    My favorite part of Ebert’s letter:

    I believe you have never made a film depending on sex, violence or chase scenes…You have avoided this content, I suspect, because it lends itself so seductively to formulas, and you want every film to be absolutely original.

    You have also avoided all “obligatory scenes,” including artificial happy endings… And you don’t use musical scores that tell us how to feel about the content. Instead, you prefer free-standing music that evokes a mood: You use classical music, opera, oratorios, requiems, aboriginal music, the sounds of the sea, bird cries, and of course Popol Vuh.

    All of these decisions proceed from your belief that the audience must be able to believe what it sees. Not its “truth,” but its actuality, its ecstatic truth.

    You can read all of Ebert’s letter to Herzog here.

    - Heidi


    Still from Encounters at the End of the World

    (via cinephilearchive)

  2. Roger Ebert

    Werner Herzog

    Encounters at the End of the World

  1. Posted on 14 September, 2012

    8,611 notes | Permalink

    Reblogged from swinglargo

    The dancing chicken, the final scene from Werner Herzog’s Stroszek (1977)
See you Monday, internet.

    The dancing chicken, the final scene from Werner Herzog’s Stroszek (1977)

    See you Monday, internet.

  2. Stroszek

    Werner Herzog

  1. Fake Werner Herzog reading Curious George. Tomorrow, real Werner Herzog comes on Fresh Air to talk about The Cave of Forgotten Dreams.

    (Source: youtube.com)

  2. werner herzog

  1. There is a plan to re-create the cave outside in some sort of what I called the Disneyland version. Since nobody’s going to be allowed in the cave, they will replicate the entire cave. They’ll replicate the paintings on the walls. And there was even a plan to re-create, in our imagination, the scent inside of the cave. Which means maybe some carrion of rotting cave bears, some fire, some … resins. I’ve found a master perfumer who fantasize[s] wildly about how the odor may have been 32,000 years ago. However, when you are entering there, it is slightly humid. There’s no significant traces of any smell of anything significant in there.

    — Werner Herzog’s plans to recreate the Chauvet Caves in France…outside of the caves.

  2. werner herzog

    the cave of forgotten dreams

    cave paintings

    chauvet cave

  1. Werner Herzog describes seeing 32,000 year old paintings for the first time: "[The first time I saw the drawings], it was just a moment of complete awe. I was not prepared for the fact that the cave was so beautiful. It’s like crystal cathedrals and stalactites and stalagmites and just like a fairy tale universe down there, and I was not prepared. … Facing the paintings, it’s just sheer awe how beautiful and how accomplished they are." View in High-Res

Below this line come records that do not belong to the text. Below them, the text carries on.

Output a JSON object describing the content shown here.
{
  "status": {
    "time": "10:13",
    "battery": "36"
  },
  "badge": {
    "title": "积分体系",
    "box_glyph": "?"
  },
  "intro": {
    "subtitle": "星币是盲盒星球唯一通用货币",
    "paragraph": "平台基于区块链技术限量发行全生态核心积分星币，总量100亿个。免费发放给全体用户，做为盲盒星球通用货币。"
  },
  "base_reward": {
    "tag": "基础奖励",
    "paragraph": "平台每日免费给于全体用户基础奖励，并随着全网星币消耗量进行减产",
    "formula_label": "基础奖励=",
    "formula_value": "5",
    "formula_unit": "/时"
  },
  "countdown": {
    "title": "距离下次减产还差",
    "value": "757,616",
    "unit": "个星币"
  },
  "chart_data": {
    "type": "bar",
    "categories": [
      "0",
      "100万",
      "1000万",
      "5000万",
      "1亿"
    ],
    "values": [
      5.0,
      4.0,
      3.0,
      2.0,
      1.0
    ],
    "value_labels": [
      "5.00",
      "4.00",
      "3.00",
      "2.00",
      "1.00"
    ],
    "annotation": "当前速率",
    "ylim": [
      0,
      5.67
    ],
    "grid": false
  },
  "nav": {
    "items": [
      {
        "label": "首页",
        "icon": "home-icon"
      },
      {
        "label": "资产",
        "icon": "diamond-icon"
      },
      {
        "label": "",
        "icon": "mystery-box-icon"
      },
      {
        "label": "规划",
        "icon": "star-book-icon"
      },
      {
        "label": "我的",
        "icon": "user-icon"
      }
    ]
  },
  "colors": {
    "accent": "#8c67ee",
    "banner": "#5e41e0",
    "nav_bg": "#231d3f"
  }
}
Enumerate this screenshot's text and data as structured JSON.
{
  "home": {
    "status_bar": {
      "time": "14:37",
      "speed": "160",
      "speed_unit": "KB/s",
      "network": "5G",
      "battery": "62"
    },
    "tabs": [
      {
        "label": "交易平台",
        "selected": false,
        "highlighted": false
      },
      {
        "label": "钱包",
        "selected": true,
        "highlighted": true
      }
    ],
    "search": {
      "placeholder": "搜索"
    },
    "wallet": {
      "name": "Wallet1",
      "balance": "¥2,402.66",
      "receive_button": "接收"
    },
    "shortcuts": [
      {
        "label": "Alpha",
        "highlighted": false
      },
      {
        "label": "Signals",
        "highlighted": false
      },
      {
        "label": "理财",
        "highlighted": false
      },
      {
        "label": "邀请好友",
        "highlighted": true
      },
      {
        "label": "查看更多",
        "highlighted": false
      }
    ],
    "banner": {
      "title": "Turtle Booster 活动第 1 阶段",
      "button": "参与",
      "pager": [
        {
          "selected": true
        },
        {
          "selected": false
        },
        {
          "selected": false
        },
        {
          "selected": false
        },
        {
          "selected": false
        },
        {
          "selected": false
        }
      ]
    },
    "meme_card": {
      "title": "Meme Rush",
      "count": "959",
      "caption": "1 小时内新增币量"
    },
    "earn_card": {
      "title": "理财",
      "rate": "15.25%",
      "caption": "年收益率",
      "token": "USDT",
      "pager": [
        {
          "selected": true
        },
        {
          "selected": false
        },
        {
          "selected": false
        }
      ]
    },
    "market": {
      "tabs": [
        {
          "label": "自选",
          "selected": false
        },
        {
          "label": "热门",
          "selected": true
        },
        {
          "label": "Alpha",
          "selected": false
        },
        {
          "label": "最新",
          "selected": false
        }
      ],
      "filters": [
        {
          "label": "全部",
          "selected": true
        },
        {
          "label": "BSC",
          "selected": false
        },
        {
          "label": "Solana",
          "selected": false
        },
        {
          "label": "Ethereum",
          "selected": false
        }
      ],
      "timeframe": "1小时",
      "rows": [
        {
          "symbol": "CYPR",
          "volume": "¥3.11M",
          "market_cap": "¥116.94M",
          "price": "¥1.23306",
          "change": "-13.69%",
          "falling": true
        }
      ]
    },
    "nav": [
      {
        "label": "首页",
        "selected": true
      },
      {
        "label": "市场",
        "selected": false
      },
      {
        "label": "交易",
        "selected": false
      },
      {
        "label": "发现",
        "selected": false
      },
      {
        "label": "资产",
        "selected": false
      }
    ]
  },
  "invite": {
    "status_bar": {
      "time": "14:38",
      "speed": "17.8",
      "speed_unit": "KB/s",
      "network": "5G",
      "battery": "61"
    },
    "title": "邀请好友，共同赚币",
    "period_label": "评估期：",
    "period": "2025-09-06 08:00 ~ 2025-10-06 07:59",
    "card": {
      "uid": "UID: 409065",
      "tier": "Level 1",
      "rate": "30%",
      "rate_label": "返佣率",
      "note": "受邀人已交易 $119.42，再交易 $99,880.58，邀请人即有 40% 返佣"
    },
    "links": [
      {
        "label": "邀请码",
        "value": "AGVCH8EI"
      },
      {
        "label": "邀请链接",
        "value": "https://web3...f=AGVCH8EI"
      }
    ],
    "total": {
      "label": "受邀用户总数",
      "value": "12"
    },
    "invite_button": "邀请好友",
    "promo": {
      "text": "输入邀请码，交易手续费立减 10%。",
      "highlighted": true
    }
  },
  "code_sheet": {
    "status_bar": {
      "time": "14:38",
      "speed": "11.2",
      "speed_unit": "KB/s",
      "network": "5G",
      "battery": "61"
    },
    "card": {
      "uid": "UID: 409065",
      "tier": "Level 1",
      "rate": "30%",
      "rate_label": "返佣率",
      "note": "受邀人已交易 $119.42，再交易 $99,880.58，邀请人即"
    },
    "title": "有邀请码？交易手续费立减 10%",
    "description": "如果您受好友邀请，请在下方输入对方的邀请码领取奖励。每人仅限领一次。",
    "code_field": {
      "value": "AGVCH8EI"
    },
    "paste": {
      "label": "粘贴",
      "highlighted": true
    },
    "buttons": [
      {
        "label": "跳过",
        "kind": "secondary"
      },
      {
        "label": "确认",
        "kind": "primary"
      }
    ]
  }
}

    Werner Herzog describes seeing 32,000 year old paintings for the first time: "[The first time I saw the drawings], it was just a moment of complete awe. I was not prepared for the fact that the cave was so beautiful. It’s like crystal cathedrals and stalactites and stalagmites and just like a fairy tale universe down there, and I was not prepared. … Facing the paintings, it’s just sheer awe how beautiful and how accomplished they are."

  2. the cave of forgotten dreams

    werner herzog

    cave paintings

    france

    chauvet cave

  1. ardentadversary:

    WERNER HERZOG READING MADELINE

    Fake Werner Herzog reads Madeline. Enjoy!

  2. two straight lines

    werner herzog

  1. Horse heads, Chauvet Cave. (Metropolitan Museum of Art)

    Horse heads, Chauvet Cave. (Metropolitan Museum of Art)

  2. werner herzog

    chauvet cave

    art

    cave paintings

    prehistoric

  1. Werner Herzog Reads Where’s Waldo [may not be safe for work…]

  2. hilarity ensues

    where's waldo

    werner herzog

  1. Posted on 19 April, 2011

    90 notes | Permalink

    Reblogged from lorcychief

    lorcychief:

Ah there he is, Werner Herzog in The Simpsons!

Our guest tomorrow, Werner Herzog, Simpsons-ized. View in High-Res

    lorcychief:

    Ah there he is, Werner Herzog in The Simpsons!

    Our guest tomorrow, Werner Herzog, Simpsons-ized.

  2. Werner Herzog

    the cave of forgotten dreams